> **Your objective**
Write out the data once more, exactly as it reads.

Items from a data source
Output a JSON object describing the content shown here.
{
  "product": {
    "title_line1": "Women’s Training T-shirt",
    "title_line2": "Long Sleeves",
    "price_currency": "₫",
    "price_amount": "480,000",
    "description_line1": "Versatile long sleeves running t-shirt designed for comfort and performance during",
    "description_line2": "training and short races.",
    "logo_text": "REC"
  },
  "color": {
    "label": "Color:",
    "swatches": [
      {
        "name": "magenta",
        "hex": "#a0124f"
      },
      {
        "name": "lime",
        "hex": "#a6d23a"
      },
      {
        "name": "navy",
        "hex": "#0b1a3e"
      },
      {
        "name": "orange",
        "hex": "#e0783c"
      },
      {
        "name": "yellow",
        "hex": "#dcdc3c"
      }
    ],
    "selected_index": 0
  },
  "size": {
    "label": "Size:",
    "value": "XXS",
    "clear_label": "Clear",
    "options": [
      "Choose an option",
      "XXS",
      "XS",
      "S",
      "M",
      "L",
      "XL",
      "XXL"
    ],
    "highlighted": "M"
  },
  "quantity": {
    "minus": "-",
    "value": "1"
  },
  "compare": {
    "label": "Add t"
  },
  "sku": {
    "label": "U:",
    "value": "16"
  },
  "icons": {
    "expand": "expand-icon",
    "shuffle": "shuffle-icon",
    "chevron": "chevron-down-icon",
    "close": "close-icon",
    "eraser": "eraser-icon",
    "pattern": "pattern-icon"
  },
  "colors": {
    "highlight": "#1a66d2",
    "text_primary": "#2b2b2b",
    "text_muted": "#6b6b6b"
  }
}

> **Expected answer**
Output a JSON object describing the content shown here.
{
  "product": {
    "title_line1": "Women’s Training T-shirt",
    "title_line2": "Long Sleeves",
    "price_currency": "₫",
    "price_amount": "480,000",
    "description_line1": "Versatile long sleeves running t-shirt designed for comfort and performance during",
    "description_line2": "training and short races.",
    "logo_text": "REC"
  },
  "color": {
    "label": "Color:",
    "swatches": [
      {
        "name": "magenta",
        "hex": "#a0124f"
      },
      {
        "name": "lime",
        "hex": "#a6d23a"
      },
      {
        "name": "navy",
        "hex": "#0b1a3e"
      },
      {
        "name": "orange",
        "hex": "#e0783c"
      },
      {
        "name": "yellow",
        "hex": "#dcdc3c"
      }
    ],
    "selected_index": 0
  },
  "size": {
    "label": "Size:",
    "value": "XXS",
    "clear_label": "Clear",
    "options": [
      "Choose an option",
      "XXS",
      "XS",
      "S",
      "M",
      "L",
      "XL",
      "XXL"
    ],
    "highlighted": "M"
  },
  "quantity": {
    "minus": "-",
    "value": "1"
  },
  "compare": {
    "label": "Add t"
  },
  "sku": {
    "label": "U:",
    "value": "16"
  },
  "icons": {
    "expand": "expand-icon",
    "shuffle": "shuffle-icon",
    "chevron": "chevron-down-icon",
    "close": "close-icon",
    "eraser": "eraser-icon",
    "pattern": "pattern-icon"
  },
  "colors": {
    "highlight": "#1a66d2",
    "text_primary": "#2b2b2b",
    "text_muted": "#6b6b6b"
  }
}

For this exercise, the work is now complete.